▸ Data shown
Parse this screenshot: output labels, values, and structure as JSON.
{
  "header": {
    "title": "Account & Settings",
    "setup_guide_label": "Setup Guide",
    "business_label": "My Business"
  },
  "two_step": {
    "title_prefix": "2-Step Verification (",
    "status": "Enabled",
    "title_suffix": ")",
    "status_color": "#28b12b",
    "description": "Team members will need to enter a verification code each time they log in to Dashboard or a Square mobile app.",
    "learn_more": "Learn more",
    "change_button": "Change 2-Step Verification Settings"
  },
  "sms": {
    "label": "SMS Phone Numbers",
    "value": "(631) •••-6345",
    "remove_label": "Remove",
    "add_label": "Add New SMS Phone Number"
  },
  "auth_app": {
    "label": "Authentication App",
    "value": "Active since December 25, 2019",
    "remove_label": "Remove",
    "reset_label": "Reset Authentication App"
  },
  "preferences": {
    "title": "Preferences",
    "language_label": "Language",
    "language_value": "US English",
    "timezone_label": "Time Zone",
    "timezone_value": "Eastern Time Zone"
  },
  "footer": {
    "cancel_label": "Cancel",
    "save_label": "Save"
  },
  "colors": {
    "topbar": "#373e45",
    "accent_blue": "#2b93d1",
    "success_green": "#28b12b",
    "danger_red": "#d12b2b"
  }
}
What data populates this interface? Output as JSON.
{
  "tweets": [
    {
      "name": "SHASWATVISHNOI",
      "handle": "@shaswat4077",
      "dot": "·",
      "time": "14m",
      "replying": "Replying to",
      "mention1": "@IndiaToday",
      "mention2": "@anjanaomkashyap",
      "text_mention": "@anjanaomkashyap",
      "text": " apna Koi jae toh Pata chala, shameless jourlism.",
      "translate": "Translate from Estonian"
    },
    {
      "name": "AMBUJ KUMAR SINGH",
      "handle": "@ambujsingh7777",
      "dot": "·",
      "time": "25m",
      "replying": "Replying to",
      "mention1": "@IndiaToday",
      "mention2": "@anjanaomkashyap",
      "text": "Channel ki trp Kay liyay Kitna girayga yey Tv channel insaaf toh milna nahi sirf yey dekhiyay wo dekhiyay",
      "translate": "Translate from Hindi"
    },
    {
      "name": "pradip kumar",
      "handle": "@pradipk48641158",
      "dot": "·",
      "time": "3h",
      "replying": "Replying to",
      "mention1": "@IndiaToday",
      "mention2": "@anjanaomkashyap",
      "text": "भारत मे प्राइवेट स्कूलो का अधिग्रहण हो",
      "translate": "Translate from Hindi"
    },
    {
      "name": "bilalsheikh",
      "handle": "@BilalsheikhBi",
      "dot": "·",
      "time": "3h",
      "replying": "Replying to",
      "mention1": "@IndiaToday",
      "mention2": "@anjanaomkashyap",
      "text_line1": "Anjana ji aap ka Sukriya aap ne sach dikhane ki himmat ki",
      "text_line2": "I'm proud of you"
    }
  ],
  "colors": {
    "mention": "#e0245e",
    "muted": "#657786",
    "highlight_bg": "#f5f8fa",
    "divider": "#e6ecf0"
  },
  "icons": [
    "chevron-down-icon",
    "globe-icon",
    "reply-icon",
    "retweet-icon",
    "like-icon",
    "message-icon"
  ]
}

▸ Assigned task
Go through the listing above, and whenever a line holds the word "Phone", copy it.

▸ Solved exercise
    "label": "SMS Phone Numbers",
    "add_label": "Add New SMS Phone Number"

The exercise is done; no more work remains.